Data records for software interfaces:

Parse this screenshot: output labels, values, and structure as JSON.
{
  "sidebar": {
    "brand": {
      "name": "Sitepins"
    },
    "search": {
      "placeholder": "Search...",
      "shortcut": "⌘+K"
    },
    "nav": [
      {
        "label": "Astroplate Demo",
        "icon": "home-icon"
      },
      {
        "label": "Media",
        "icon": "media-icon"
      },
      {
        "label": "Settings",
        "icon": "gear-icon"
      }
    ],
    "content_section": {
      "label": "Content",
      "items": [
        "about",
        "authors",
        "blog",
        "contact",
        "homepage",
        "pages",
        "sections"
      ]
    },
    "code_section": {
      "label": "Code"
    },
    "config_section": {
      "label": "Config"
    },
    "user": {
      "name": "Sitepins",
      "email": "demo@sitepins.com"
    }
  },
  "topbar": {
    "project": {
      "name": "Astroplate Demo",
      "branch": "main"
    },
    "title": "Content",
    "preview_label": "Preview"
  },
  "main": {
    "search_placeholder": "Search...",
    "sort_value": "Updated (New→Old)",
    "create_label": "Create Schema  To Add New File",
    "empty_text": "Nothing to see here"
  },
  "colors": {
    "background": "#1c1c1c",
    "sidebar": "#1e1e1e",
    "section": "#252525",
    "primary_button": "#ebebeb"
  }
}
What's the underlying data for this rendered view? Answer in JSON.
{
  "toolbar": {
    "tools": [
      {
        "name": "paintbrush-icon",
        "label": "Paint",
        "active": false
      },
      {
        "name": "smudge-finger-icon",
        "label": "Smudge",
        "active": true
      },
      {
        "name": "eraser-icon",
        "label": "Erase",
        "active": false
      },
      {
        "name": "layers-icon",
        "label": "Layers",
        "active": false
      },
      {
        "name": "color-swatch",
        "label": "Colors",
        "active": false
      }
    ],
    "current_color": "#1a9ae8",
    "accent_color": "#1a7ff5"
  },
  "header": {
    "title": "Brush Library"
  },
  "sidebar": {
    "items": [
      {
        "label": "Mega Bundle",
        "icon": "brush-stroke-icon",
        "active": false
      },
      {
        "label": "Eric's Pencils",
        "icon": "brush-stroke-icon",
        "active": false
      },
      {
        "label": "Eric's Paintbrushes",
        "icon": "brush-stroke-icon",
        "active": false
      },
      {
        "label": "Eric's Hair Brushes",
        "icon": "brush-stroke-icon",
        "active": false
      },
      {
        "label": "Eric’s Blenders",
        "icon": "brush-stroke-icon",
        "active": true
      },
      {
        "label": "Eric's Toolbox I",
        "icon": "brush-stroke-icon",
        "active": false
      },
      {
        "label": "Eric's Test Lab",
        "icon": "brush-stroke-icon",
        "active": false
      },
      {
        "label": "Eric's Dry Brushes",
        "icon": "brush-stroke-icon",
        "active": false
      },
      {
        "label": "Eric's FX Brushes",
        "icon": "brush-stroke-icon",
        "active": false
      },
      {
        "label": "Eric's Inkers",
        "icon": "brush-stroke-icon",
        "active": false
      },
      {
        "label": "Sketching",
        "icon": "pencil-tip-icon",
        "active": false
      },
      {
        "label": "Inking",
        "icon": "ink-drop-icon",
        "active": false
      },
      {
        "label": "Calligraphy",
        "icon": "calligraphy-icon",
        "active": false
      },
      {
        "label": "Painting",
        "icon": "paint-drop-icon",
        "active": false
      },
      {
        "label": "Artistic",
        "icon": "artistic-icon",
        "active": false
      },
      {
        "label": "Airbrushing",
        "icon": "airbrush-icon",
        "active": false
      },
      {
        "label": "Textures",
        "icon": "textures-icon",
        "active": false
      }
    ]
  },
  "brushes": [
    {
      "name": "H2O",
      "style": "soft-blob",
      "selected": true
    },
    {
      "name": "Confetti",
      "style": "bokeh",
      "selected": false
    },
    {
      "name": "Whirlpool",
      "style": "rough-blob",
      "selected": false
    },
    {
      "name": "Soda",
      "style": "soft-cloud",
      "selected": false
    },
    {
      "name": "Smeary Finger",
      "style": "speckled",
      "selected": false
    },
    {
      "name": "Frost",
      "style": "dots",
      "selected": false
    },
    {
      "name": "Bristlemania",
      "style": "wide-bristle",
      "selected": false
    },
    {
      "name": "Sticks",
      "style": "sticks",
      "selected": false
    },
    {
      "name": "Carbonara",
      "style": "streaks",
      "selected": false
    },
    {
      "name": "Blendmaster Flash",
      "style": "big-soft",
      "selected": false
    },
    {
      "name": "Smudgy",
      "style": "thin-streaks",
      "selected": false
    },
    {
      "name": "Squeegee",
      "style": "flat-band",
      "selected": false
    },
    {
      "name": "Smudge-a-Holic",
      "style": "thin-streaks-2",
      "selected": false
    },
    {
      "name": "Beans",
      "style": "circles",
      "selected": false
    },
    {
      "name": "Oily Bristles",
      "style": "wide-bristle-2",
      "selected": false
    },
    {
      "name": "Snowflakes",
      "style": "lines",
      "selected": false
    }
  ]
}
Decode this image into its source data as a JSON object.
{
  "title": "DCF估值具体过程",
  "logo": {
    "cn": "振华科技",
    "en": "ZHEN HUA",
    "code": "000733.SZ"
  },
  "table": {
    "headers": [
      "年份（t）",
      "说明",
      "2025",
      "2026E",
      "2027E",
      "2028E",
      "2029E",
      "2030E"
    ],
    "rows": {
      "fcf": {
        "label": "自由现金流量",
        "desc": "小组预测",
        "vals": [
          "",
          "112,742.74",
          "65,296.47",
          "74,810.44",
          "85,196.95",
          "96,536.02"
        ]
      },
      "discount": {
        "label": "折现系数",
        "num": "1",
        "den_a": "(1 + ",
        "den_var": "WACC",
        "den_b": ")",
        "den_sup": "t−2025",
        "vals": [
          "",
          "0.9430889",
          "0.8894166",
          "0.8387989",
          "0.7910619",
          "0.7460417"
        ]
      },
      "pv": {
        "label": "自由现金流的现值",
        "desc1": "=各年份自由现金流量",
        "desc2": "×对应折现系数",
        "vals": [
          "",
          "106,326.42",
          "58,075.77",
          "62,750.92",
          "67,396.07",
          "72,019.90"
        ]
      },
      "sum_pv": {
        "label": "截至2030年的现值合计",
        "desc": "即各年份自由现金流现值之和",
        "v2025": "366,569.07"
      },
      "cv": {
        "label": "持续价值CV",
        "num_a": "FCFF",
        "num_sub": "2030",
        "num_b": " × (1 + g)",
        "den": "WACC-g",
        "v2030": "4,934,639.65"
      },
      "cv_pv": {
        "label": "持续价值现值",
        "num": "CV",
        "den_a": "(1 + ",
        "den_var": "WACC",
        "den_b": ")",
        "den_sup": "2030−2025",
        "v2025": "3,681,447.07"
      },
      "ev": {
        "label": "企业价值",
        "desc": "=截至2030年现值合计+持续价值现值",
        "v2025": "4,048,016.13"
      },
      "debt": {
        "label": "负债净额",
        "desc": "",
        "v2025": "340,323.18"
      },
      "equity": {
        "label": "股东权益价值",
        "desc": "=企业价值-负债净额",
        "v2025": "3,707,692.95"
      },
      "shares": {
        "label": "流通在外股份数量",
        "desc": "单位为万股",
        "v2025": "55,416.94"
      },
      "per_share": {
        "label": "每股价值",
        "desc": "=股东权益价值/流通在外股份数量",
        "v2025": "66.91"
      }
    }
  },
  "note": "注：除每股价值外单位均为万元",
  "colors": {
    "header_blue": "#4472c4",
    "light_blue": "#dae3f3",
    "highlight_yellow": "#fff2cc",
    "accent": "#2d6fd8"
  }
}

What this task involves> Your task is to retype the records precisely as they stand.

Solution for this problem>
Parse this screenshot: output labels, values, and structure as JSON.
{
  "sidebar": {
    "brand": {
      "name": "Sitepins"
    },
    "search": {
      "placeholder": "Search...",
      "shortcut": "⌘+K"
    },
    "nav": [
      {
        "label": "Astroplate Demo",
        "icon": "home-icon"
      },
      {
        "label": "Media",
        "icon": "media-icon"
      },
      {
        "label": "Settings",
        "icon": "gear-icon"
      }
    ],
    "content_section": {
      "label": "Content",
      "items": [
        "about",
        "authors",
        "blog",
        "contact",
        "homepage",
        "pages",
        "sections"
      ]
    },
    "code_section": {
      "label": "Code"
    },
    "config_section": {
      "label": "Config"
    },
    "user": {
      "name": "Sitepins",
      "email": "demo@sitepins.com"
    }
  },
  "topbar": {
    "project": {
      "name": "Astroplate Demo",
      "branch": "main"
    },
    "title": "Content",
    "preview_label": "Preview"
  },
  "main": {
    "search_placeholder": "Search...",
    "sort_value": "Updated (New→Old)",
    "create_label": "Create Schema  To Add New File",
    "empty_text": "Nothing to see here"
  },
  "colors": {
    "background": "#1c1c1c",
    "sidebar": "#1e1e1e",
    "section": "#252525",
    "primary_button": "#ebebeb"
  }
}
What's the underlying data for this rendered view? Answer in JSON.
{
  "toolbar": {
    "tools": [
      {
        "name": "paintbrush-icon",
        "label": "Paint",
        "active": false
      },
      {
        "name": "smudge-finger-icon",
        "label": "Smudge",
        "active": true
      },
      {
        "name": "eraser-icon",
        "label": "Erase",
        "active": false
      },
      {
        "name": "layers-icon",
        "label": "Layers",
        "active": false
      },
      {
        "name": "color-swatch",
        "label": "Colors",
        "active": false
      }
    ],
    "current_color": "#1a9ae8",
    "accent_color": "#1a7ff5"
  },
  "header": {
    "title": "Brush Library"
  },
  "sidebar": {
    "items": [
      {
        "label": "Mega Bundle",
        "icon": "brush-stroke-icon",
        "active": false
      },
      {
        "label": "Eric's Pencils",
        "icon": "brush-stroke-icon",
        "active": false
      },
      {
        "label": "Eric's Paintbrushes",
        "icon": "brush-stroke-icon",
        "active": false
      },
      {
        "label": "Eric's Hair Brushes",
        "icon": "brush-stroke-icon",
        "active": false
      },
      {
        "label": "Eric’s Blenders",
        "icon": "brush-stroke-icon",
        "active": true
      },
      {
        "label": "Eric's Toolbox I",
        "icon": "brush-stroke-icon",
        "active": false
      },
      {
        "label": "Eric's Test Lab",
        "icon": "brush-stroke-icon",
        "active": false
      },
      {
        "label": "Eric's Dry Brushes",
        "icon": "brush-stroke-icon",
        "active": false
      },
      {
        "label": "Eric's FX Brushes",
        "icon": "brush-stroke-icon",
        "active": false
      },
      {
        "label": "Eric's Inkers",
        "icon": "brush-stroke-icon",
        "active": false
      },
      {
        "label": "Sketching",
        "icon": "pencil-tip-icon",
        "active": false
      },
      {
        "label": "Inking",
        "icon": "ink-drop-icon",
        "active": false
      },
      {
        "label": "Calligraphy",
        "icon": "calligraphy-icon",
        "active": false
      },
      {
        "label": "Painting",
        "icon": "paint-drop-icon",
        "active": false
      },
      {
        "label": "Artistic",
        "icon": "artistic-icon",
        "active": false
      },
      {
        "label": "Airbrushing",
        "icon": "airbrush-icon",
        "active": false
      },
      {
        "label": "Textures",
        "icon": "textures-icon",
        "active": false
      }
    ]
  },
  "brushes": [
    {
      "name": "H2O",
      "style": "soft-blob",
      "selected": true
    },
    {
      "name": "Confetti",
      "style": "bokeh",
      "selected": false
    },
    {
      "name": "Whirlpool",
      "style": "rough-blob",
      "selected": false
    },
    {
      "name": "Soda",
      "style": "soft-cloud",
      "selected": false
    },
    {
      "name": "Smeary Finger",
      "style": "speckled",
      "selected": false
    },
    {
      "name": "Frost",
      "style": "dots",
      "selected": false
    },
    {
      "name": "Bristlemania",
      "style": "wide-bristle",
      "selected": false
    },
    {
      "name": "Sticks",
      "style": "sticks",
      "selected": false
    },
    {
      "name": "Carbonara",
      "style": "streaks",
      "selected": false
    },
    {
      "name": "Blendmaster Flash",
      "style": "big-soft",
      "selected": false
    },
    {
      "name": "Smudgy",
      "style": "thin-streaks",
      "selected": false
    },
    {
      "name": "Squeegee",
      "style": "flat-band",
      "selected": false
    },
    {
      "name": "Smudge-a-Holic",
      "style": "thin-streaks-2",
      "selected": false
    },
    {
      "name": "Beans",
      "style": "circles",
      "selected": false
    },
    {
      "name": "Oily Bristles",
      "style": "wide-bristle-2",
      "selected": false
    },
    {
      "name": "Snowflakes",
      "style": "lines",
      "selected": false
    }
  ]
}
Decode this image into its source data as a JSON object.
{
  "title": "DCF估值具体过程",
  "logo": {
    "cn": "振华科技",
    "en": "ZHEN HUA",
    "code": "000733.SZ"
  },
  "table": {
    "headers": [
      "年份（t）",
      "说明",
      "2025",
      "2026E",
      "2027E",
      "2028E",
      "2029E",
      "2030E"
    ],
    "rows": {
      "fcf": {
        "label": "自由现金流量",
        "desc": "小组预测",
        "vals": [
          "",
          "112,742.74",
          "65,296.47",
          "74,810.44",
          "85,196.95",
          "96,536.02"
        ]
      },
      "discount": {
        "label": "折现系数",
        "num": "1",
        "den_a": "(1 + ",
        "den_var": "WACC",
        "den_b": ")",
        "den_sup": "t−2025",
        "vals": [
          "",
          "0.9430889",
          "0.8894166",
          "0.8387989",
          "0.7910619",
          "0.7460417"
        ]
      },
      "pv": {
        "label": "自由现金流的现值",
        "desc1": "=各年份自由现金流量",
        "desc2": "×对应折现系数",
        "vals": [
          "",
          "106,326.42",
          "58,075.77",
          "62,750.92",
          "67,396.07",
          "72,019.90"
        ]
      },
      "sum_pv": {
        "label": "截至2030年的现值合计",
        "desc": "即各年份自由现金流现值之和",
        "v2025": "366,569.07"
      },
      "cv": {
        "label": "持续价值CV",
        "num_a": "FCFF",
        "num_sub": "2030",
        "num_b": " × (1 + g)",
        "den": "WACC-g",
        "v2030": "4,934,639.65"
      },
      "cv_pv": {
        "label": "持续价值现值",
        "num": "CV",
        "den_a": "(1 + ",
        "den_var": "WACC",
        "den_b": ")",
        "den_sup": "2030−2025",
        "v2025": "3,681,447.07"
      },
      "ev": {
        "label": "企业价值",
        "desc": "=截至2030年现值合计+持续价值现值",
        "v2025": "4,048,016.13"
      },
      "debt": {
        "label": "负债净额",
        "desc": "",
        "v2025": "340,323.18"
      },
      "equity": {
        "label": "股东权益价值",
        "desc": "=企业价值-负债净额",
        "v2025": "3,707,692.95"
      },
      "shares": {
        "label": "流通在外股份数量",
        "desc": "单位为万股",
        "v2025": "55,416.94"
      },
      "per_share": {
        "label": "每股价值",
        "desc": "=股东权益价值/流通在外股份数量",
        "v2025": "66.91"
      }
    }
  },
  "note": "注：除每股价值外单位均为万元",
  "colors": {
    "header_blue": "#4472c4",
    "light_blue": "#dae3f3",
    "highlight_yellow": "#fff2cc",
    "accent": "#2d6fd8"
  }
}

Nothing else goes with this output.